On February 28, a police operation in Germany involving 175 police officers resulted in the arrest of the leader of a criminal organisation, a 44-year-old Indian national from Elmshorn, Germany.
The arrest was connected with a broader 2018 investigation, in which law enforcement agencies dismantled another covert network that helped to arrange for sham marriages to take place on the so-called ‘marriage-island’ of Aeroe in Denmark, as well as facilitate the production of Cypriot fake marriage certificates.
As part of the latter case, a 2019 investigation by the Hellenic Police led to the discovery of the ‘massive production and distribution of falsified or forged documents to third country nationals.’
Accusations have since been levelled at Cyprus from Belgian and Portuguese embassies concerned about the country’s purportedly lax approach to officiating over sham marriages.
Over recent years, the issue of sham marriages in Europe has risen up the political agenda. Between 2015 and 2017, EU researchers, NGOs and police forces from Latvia, Ireland, Lithuania, Estonia, Finland and Slovakia embarked on an EU-funded project to shine a light on criminal activities related to human trafficking in the domain of fake marriages.
The research found that the ‘methods of recruitment and target groups in exploitative sham marriages and human trafficking are often the same,’ and being a highly gendered issue honing in predominantly on susceptible women from Europe’s east, victims would often be lured with false promises of accommodation or financial support, or of fake long-term job offers.
Despite the raise in awareness that has resulted from such studies, the Spanish case over the summer reveals that criminals across Europe are still seizing the opportunity to profit from a field of human activity difficult to explicitly prove the disingenuousness of.
How can a visa authority ever doubt the veracity of a romantic union between two individuals emanating from different continents? How can a government body ever question the legitimacy of love?
In this vein, the only method of foiling such criminal activities and helping to soothe the heartbreak of Europe’s sham marriages is by unearthing the black markets at the heart of these projects.
In many ways, the sham marriage is the perfect crime – in the common light of day you can bear witness to a sham marriage ceremony and never even question the sincerity of the union forming before your very eyes. An intricately concocted, exploitative and lucrative criminal operation could be taking place, and you would be none the wiser.
This is how Denisa had hoped things would go. Now, safely back in Bucharest after never having had the opportunity to meet her ‘husband,’ she finds herself reflecting on the man she may have eventually ended up with.
“Of course, I’m lucky to have escaped before things got ugly,” she said. “But from time to time, I do find myself wondering about the man I was arranged to marry. Where he had come from and why he wanted to come to Europe. It would have been nice just to know his name.”

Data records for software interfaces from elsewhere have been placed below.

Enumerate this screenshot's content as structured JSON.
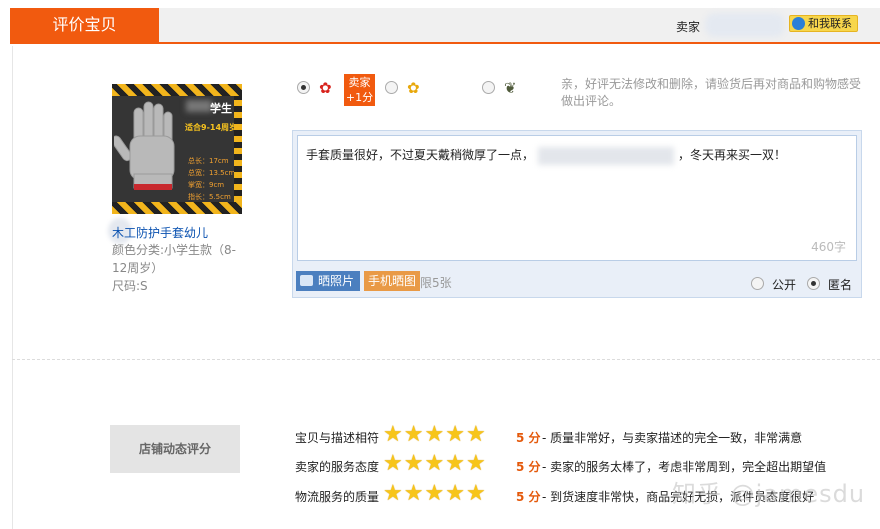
{
  "header": {
    "tab_title": "评价宝贝",
    "seller_label": "卖家",
    "contact_label": "和我联系"
  },
  "product": {
    "name": "木工防护手套幼儿",
    "color_category": "颜色分类:小学生款（8-",
    "color_category_cont": "12周岁）",
    "size": "尺码:S",
    "image_text": {
      "title": "学生",
      "subtitle": "适合9-14周岁",
      "specs": [
        "总长：17cm",
        "总宽：13.5cm",
        "掌宽：9cm",
        "指长：5.5cm"
      ]
    }
  },
  "rating_options": {
    "good_icon": "red-flower-icon",
    "neutral_icon": "yellow-flower-icon",
    "bad_icon": "wilted-flower-icon",
    "bonus_line1": "卖家",
    "bonus_line2": "+1分",
    "selected": "good"
  },
  "hint": "亲，好评无法修改和删除，请验货后再对商品和购物感受做出评论。",
  "review": {
    "text_before": "手套质量很好，不过夏天戴稍微厚了一点，",
    "text_after": "，冬天再来买一双！",
    "char_count": "460字",
    "photo_button": "晒照片",
    "mobile_photo_button": "手机晒图",
    "limit": "限5张",
    "public_label": "公开",
    "anonymous_label": "匿名",
    "visibility": "anonymous"
  },
  "store_rating": {
    "button_label": "店铺动态评分",
    "rows": [
      {
        "label": "宝贝与描述相符",
        "stars": 5,
        "score": "5 分",
        "desc": "- 质量非常好，与卖家描述的完全一致，非常满意"
      },
      {
        "label": "卖家的服务态度",
        "stars": 5,
        "score": "5 分",
        "desc": "- 卖家的服务太棒了，考虑非常周到，完全超出期望值"
      },
      {
        "label": "物流服务的质量",
        "stars": 5,
        "score": "5 分",
        "desc": "- 到货速度非常快，商品完好无损，派件员态度很好"
      }
    ]
  },
  "watermark": "知乎 @jamesdu",
  "colors": {
    "brand_orange": "#f15a0f",
    "star_yellow": "#f7c51a",
    "link_blue": "#0b52b0",
    "score_orange": "#e4590b"
  }
}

“Also, I guess now there’s no chance of getting the money that was promised to me.”
Going forward, Denisa will search for work in Bucharest and plans one day to work in the fashion industry. But before that, she wants to have a child.
“I’m on the lookout for a suitable father,” she says, a glint of hope and innocence blossoming from her young eyes.
BRUSSELS BEHIND THE SCENES is a weekly newsletter which brings the untold stories about the characters driving the policies affecting our lives. Analysis not found anywhere else, The Brussels Times’ Samuel Stolton helps you make sense of what is happening in Brussels.If you want to receive Brussels behind the scenes straight to your inbox every week, subscribe to the newsletter here.